This day is set aside to call on world governments, activists, and UN agencies to partner and bring an end to what I personally feel is one of the greatest tragedies of our time: violence against women and girls.
Our global community is also amid 16 days of activism against gender-based violence. November 25, 2014 until December 10, 2014 (Human Rights Day) are the days set aside every year to hold awareness events and calls for ending violence against women everywhere. UN Secretary General Ban Ki-Moon’s UNiTE to End Violence Campaign has invited the global community to “Orange YOUR Neighbourhood” by using the color orange in our communities from this day (November 25) to December 10, 2014. There is a toolkit available to use in planning your advocacy events. The toolkit outlines a theme for each of the 16 days of activism.
Global violence against women and girls is a pandemic. The human dignity of women and girls around the world has been compromised by way of human trafficking, rape and murder during periods of armed conflict, intimate partner and non-partner violence in the home, sexual assault, sexual harassment, child endangerment, kidnappings, lack of access to health and social services and in many, many other ways. The woman and girl child have been marginalized and disenfranchised in education, politics and economic development and every other area where men and women participate in our global society. Somehow, some way there is the message that the lives of women and girls are not as valuable.
We are in a new era.
We can make the difference.
We can improve the quality of life and honor the sacred dignity of women and girls worldwide.
There are many civil society organizations actively working together alongside the United Nations, United Nations Agencies and world governments to advocate for concrete, sustainable changes to the laws, policies and customs of nations to ensure the protection of women and girls.
The United Nations Convention on the Elimination of All Forms of Discrimination Against Women. The United States has signed, but not yet ratified this international treaty. Iran, Somalia, South Sudan, Sudan, and Tonga are countries that have not signed onto, nor ratified this treaty.

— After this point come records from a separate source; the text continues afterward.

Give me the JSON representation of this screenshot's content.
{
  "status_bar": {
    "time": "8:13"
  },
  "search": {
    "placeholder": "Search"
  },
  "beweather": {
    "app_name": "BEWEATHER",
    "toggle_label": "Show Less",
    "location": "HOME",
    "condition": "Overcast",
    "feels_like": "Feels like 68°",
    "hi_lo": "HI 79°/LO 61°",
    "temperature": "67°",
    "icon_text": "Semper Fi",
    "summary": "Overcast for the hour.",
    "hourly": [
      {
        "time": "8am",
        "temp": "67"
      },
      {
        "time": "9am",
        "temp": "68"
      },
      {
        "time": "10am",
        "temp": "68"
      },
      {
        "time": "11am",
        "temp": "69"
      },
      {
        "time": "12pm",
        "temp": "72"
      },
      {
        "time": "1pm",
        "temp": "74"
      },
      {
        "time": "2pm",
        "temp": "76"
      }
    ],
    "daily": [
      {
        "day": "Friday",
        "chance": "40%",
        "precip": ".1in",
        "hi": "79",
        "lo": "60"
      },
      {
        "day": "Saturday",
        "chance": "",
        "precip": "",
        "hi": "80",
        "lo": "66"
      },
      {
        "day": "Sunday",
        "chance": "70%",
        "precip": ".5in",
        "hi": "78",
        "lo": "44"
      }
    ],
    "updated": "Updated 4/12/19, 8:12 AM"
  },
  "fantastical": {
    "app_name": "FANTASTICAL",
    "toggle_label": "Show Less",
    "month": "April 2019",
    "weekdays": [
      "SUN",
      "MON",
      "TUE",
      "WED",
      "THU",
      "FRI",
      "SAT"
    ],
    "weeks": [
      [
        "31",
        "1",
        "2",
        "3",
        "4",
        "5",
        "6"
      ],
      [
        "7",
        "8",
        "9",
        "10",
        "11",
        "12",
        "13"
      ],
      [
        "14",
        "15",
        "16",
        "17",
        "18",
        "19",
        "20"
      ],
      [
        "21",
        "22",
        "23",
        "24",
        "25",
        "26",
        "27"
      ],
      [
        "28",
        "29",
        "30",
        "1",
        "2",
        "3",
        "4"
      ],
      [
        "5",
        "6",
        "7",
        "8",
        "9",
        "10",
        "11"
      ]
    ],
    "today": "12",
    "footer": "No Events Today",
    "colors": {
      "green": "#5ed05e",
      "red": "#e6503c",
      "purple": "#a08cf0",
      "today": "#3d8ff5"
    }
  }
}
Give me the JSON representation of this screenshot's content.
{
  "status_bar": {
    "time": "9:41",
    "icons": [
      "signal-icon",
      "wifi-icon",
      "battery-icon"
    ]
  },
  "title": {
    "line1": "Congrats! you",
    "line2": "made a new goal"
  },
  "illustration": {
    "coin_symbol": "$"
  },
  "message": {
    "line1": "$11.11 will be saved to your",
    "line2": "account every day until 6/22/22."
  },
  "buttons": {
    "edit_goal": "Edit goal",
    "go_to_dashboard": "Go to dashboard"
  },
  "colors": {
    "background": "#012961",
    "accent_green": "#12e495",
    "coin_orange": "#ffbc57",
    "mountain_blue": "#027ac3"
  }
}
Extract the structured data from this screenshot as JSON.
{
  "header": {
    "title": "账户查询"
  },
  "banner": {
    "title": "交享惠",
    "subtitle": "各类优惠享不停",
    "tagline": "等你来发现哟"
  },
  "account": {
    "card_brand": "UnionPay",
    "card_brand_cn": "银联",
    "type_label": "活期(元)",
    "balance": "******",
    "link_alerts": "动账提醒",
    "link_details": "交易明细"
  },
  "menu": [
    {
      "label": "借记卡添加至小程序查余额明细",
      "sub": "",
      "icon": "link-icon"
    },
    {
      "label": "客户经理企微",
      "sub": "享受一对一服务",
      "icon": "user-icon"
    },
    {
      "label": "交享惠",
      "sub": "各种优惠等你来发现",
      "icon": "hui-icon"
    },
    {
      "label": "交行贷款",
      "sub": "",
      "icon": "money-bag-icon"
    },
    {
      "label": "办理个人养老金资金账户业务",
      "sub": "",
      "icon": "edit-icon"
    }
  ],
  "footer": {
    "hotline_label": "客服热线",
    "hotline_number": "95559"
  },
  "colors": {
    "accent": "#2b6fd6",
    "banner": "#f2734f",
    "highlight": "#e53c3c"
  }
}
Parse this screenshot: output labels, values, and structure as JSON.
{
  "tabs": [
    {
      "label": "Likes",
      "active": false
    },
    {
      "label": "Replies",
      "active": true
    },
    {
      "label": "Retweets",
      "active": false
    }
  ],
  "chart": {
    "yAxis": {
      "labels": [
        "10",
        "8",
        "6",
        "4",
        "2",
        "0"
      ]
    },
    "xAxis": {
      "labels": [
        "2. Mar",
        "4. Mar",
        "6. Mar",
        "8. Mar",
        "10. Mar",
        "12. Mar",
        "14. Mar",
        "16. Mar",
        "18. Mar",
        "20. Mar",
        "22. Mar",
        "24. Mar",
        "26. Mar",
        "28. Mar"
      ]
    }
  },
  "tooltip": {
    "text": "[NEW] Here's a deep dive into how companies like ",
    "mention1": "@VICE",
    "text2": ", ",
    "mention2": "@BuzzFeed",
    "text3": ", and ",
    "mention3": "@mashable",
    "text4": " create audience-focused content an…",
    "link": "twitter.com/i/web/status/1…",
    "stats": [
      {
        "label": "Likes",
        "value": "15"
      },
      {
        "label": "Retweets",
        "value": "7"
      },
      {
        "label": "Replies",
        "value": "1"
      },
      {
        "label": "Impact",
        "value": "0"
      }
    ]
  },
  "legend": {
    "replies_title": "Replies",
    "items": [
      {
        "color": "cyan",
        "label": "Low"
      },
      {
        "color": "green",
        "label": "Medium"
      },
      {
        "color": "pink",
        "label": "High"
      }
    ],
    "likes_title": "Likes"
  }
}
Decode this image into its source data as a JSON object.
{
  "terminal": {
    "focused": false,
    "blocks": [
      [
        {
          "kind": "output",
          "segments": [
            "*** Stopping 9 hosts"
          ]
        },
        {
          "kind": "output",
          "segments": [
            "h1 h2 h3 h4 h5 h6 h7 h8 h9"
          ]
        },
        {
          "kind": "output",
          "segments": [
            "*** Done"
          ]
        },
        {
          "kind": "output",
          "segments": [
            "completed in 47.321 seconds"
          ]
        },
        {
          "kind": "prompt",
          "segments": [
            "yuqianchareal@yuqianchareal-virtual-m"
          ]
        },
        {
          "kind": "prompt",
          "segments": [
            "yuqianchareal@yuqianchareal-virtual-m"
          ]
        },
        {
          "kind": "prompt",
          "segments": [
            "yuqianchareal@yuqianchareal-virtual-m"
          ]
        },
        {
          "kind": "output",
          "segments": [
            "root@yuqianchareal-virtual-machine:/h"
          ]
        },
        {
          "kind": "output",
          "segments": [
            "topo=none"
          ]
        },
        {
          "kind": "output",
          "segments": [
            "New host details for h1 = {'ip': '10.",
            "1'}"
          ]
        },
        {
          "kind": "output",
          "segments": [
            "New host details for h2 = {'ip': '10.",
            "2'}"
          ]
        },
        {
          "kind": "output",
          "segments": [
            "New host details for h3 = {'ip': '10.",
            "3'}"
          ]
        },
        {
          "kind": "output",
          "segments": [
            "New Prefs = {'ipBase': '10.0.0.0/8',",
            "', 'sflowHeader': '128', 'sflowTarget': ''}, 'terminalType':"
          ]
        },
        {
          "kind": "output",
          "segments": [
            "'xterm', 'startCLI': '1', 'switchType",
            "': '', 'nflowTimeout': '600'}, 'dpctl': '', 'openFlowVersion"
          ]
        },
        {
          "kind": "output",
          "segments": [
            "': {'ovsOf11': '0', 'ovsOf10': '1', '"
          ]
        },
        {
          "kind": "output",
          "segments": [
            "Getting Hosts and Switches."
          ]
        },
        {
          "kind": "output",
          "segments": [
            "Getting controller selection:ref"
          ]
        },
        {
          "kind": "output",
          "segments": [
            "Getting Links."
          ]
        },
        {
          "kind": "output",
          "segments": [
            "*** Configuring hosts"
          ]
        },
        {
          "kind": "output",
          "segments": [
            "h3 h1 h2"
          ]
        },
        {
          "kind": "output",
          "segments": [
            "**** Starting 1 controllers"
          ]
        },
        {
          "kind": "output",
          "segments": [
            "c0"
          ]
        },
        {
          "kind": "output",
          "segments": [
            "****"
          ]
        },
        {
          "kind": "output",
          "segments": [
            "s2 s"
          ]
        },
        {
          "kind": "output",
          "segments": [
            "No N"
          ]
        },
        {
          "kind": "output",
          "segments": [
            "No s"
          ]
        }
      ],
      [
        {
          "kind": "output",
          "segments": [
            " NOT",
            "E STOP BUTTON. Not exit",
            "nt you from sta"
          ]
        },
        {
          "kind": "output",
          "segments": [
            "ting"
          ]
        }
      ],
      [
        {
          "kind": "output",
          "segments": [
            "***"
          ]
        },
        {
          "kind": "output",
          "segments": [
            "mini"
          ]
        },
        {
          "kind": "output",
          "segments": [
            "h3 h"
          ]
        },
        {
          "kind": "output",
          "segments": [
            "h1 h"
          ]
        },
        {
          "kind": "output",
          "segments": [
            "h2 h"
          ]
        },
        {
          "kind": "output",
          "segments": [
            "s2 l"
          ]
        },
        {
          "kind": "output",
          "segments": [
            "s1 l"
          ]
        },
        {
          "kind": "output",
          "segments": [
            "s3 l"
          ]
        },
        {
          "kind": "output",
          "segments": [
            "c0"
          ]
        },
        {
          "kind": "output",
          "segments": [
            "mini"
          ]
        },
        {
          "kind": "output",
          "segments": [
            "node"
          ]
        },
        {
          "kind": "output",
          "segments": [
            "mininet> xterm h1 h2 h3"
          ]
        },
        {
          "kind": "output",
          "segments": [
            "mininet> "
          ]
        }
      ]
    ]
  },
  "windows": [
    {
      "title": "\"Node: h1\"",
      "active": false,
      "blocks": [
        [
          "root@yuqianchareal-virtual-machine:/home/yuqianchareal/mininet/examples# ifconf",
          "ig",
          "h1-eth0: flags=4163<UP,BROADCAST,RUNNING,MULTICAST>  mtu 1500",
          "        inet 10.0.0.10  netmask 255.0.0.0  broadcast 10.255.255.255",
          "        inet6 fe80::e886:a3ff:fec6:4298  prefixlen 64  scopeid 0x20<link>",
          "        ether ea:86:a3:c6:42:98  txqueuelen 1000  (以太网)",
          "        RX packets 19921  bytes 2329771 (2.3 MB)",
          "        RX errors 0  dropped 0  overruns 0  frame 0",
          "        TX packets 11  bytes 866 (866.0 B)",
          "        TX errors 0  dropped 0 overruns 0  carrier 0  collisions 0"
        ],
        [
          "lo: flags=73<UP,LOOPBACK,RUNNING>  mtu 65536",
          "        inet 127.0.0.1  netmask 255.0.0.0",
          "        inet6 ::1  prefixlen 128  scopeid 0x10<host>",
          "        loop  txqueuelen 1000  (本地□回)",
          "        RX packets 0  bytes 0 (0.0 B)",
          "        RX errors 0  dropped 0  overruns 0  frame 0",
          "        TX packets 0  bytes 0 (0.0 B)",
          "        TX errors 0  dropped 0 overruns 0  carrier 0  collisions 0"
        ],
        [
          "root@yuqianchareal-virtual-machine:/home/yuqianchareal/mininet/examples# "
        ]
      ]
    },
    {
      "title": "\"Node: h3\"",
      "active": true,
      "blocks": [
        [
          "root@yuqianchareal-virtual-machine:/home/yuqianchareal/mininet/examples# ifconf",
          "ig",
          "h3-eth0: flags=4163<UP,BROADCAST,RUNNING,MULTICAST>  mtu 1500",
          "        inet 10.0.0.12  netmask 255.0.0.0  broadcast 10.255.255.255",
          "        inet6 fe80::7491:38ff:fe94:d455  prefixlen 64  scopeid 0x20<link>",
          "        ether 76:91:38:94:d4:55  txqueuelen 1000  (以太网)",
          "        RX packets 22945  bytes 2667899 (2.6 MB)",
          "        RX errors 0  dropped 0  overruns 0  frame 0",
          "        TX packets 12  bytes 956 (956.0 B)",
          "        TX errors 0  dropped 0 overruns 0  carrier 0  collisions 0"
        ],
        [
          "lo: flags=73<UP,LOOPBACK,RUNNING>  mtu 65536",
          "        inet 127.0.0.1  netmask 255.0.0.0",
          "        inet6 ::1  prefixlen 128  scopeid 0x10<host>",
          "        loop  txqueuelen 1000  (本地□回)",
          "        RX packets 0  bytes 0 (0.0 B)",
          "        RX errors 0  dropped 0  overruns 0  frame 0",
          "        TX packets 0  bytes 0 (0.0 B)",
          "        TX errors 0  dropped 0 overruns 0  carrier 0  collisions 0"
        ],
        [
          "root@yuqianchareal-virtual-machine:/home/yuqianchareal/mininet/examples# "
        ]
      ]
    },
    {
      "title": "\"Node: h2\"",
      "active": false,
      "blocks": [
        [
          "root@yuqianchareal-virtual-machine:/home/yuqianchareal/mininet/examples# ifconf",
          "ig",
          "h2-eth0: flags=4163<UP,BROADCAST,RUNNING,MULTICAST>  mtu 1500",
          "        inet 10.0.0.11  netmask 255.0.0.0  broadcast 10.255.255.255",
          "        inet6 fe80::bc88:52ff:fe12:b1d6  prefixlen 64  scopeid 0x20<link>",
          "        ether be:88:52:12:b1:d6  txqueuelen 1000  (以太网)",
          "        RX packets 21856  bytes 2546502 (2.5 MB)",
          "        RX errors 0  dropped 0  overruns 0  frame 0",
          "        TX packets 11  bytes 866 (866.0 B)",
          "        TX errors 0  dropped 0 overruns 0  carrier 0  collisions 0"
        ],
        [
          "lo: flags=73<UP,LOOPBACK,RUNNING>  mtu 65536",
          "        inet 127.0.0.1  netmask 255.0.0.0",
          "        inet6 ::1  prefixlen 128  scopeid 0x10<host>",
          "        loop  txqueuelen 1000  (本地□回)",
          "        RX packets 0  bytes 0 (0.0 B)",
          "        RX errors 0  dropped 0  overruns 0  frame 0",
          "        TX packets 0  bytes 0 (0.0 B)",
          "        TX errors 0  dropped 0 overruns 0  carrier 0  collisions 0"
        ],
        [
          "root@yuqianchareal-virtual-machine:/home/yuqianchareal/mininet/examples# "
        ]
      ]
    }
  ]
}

The United States 110th Congress has proposed the International Violence Against Women Act in order for the U.S. to address violence against women in its foreign policy. It has yet to be passed, however, we can work together to support the passing of this bill.
Amnesty International, Human Rights Watch, the Half The Sky Movement, MenEngage, International Rescue Committee, SASHA Center of Detroit, and many international and domestic organizations partner to bring awareness, resources and support for change in our communities worldwide.
World governments have enacted their own domestic laws to protect women and girls – for example the United States has enacted the 1994 Violence Against Women’s Act.
Powerful women in our communities that continue to be leaders in the fight to end violence against women and girls. I am very proud to know women like Kelly Mays and Professor Kalimah Johnson. These women are champions for survivors of domestic violence and sexual assault. I know many many more women doing great work in our communities.
Dynamic men in our communities that are our allies. Men can be a very strong voice in ending global violence against women and girls. Why? Because men can hold other men accountable when there is gender based violence in the home, school, work place, etc. Men can speak out against injustices and make a world of difference. There are men that DO speak out against injustices against women and girls and continue to make a world of difference. I am proud to know men like my friend Victor Billione Walker and so many others working to make a difference.
We, the global community must work to continuously implement and enforce the laws we enact in our home countries. We must work together to not only enact, implement, and enforce laws; we must also work to end certain standards, practices and cultural beliefs that subjugate women and girls in our communities.
I salute those working hard in our communities to end violence against women.
I long for and hope for the day when all women and girls in our world can walk, live, breathe and feel safe and free from violence.
We can make this happen.